The problem
Search the data for "Property" and copy every matching line.

*** Entries supplied ***

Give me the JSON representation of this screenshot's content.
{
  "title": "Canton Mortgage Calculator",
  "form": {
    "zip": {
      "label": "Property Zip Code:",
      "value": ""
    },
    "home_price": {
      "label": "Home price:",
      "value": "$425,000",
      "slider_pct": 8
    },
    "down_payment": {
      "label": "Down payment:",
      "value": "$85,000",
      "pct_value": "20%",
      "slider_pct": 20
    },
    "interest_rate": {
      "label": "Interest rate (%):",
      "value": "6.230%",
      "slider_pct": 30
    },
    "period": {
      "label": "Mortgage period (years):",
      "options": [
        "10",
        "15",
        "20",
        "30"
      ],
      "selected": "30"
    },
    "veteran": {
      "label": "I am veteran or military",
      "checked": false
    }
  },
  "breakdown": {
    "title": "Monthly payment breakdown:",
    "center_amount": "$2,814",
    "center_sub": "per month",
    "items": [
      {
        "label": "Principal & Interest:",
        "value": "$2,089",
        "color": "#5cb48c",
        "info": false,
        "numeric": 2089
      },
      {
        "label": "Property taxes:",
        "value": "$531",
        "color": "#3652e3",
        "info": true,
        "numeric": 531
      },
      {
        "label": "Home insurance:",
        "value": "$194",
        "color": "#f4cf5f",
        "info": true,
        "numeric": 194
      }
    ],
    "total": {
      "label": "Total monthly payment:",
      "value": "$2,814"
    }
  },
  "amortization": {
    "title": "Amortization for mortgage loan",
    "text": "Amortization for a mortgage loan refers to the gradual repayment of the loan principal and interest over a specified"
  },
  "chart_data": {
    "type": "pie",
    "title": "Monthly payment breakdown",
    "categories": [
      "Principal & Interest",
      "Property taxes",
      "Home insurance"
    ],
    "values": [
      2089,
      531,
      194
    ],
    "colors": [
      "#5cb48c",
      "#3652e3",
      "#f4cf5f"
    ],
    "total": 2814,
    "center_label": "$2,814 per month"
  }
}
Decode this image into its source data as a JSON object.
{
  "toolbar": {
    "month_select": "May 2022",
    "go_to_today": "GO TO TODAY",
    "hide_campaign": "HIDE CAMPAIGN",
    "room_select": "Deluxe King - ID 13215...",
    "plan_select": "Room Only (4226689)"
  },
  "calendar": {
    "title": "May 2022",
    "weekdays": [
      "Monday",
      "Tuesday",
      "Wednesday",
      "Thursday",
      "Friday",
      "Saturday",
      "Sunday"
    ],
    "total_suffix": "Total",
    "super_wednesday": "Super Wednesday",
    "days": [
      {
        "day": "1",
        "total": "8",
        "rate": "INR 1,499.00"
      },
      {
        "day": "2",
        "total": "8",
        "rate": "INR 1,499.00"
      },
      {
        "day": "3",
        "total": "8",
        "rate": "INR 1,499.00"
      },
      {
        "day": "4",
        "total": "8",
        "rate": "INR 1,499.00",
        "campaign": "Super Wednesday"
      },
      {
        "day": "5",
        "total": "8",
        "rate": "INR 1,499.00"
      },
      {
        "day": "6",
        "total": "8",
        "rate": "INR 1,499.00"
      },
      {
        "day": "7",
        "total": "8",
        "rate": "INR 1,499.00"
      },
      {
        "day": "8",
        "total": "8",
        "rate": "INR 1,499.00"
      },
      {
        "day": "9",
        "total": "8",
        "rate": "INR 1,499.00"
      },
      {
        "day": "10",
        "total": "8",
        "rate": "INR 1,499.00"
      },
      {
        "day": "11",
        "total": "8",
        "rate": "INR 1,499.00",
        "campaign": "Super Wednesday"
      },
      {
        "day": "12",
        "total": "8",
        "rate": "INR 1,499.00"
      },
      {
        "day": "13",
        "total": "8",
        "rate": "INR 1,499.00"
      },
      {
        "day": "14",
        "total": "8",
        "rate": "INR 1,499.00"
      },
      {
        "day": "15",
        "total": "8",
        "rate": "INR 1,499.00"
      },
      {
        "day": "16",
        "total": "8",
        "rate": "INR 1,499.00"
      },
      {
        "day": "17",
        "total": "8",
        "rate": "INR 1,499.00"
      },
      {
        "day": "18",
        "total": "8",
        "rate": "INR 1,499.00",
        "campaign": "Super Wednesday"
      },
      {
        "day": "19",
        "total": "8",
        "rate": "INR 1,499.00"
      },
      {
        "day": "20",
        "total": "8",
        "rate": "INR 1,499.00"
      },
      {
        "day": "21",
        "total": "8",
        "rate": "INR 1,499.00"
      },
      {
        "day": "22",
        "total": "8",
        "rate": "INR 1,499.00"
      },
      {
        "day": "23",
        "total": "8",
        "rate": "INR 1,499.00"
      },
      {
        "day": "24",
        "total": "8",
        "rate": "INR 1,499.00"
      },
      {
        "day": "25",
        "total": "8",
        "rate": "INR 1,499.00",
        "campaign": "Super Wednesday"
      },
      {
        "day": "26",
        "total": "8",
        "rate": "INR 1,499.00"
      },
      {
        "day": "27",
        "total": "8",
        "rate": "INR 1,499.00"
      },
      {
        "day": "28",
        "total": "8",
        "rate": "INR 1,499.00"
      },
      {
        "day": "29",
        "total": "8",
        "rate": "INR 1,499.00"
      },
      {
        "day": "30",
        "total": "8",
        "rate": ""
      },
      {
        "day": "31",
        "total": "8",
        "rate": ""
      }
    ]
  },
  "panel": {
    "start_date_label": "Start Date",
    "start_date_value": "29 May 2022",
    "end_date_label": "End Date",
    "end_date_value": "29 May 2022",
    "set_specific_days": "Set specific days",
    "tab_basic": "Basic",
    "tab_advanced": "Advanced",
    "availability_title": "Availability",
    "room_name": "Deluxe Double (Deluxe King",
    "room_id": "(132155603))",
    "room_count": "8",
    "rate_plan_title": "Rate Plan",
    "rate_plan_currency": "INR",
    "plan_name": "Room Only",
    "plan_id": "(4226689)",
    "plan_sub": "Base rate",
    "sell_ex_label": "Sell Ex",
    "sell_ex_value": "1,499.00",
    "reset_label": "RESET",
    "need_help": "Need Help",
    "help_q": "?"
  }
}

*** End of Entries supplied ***

The answer
      "label": "Property Zip Code:",
        "label": "Property taxes:",
      "Property taxes",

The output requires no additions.